Washington is most likely to be indifferent to this initiative. Its own FTA with Korea is not on the agenda due to the stalemate over Korea’s screen quota, abolition of which is a precondition to a bilateral investment treaty (BIT) with Korea, which in turn is a precondition to FTA negotiations. A kneejerk reaction to JKFTA would focus on trade diversion effects, but the Bush administration has issued encouraging statements on liberalization at all levels, including Asian-only initiatives such as ASEAN’s efforts to conclude an FTA with Japan, Korea, and China.
JKFTA has strategic value for the United States, however, and deserves more than benign neglect from Washington. It would force Japan and Korea to overcome their extreme political sensitivity to negotiations over manufacturing and prepare them for liberalization on a most-favored-nation basis to be achieved through the Doha Development Agenda of trade talks. The agreement would stimulate domestic economic reforms, such as deregulation and FDI promotion. To add to that stimulus, Washington may want to break the current logjam and launch its own BIT and FTA negotiations with Korea.
A JKFTA would also enhance the sense among Japanese and Koreans that they are in the same boat, which will help in consolidating their positions in dealing with the North Korean crisis. They do not have much time, though. If Tokyo and Seoul allow sharp differences over this issue to surface, the damage to bilateral ties could be so large that the political momentum for a bilateral FTA would disappear. Many in South Korea seem to see Japan and the U.S. as countries on the other side of the ocean with a different perspective on the dangers posed by North Korean military action. This perception, in addition to Korean nationalism, lies at the bottom of their differences regarding the willingness to discuss tougher measures vis-à-vis North Korea should dialogue fail. Washington’s full blessing of the JKFTA as well as its renewed interest in an FTA with South Korea would be another reassuring sign of alliance solidarity, one that is particularly welcome after the planned redeployment of the U.S. forces has triggered anxiety about American security commitments on the Korean Peninsula.

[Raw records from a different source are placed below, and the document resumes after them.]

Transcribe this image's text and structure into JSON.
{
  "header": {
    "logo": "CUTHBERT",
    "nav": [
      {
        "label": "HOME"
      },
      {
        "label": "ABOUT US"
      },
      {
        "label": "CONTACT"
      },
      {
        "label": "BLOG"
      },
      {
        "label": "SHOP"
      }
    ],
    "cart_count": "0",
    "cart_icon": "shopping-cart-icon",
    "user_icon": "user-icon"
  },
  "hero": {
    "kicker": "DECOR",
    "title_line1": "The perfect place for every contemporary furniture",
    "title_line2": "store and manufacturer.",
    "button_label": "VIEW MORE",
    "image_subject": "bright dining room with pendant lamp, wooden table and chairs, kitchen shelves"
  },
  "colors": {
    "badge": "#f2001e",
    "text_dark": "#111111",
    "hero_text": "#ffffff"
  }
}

[I]t is becoming increasingly difficult for [the United States and China] to reconcile their competing perspectives... Both countries are becoming entrenched in their narratives and having increasing difficulty finding common ground.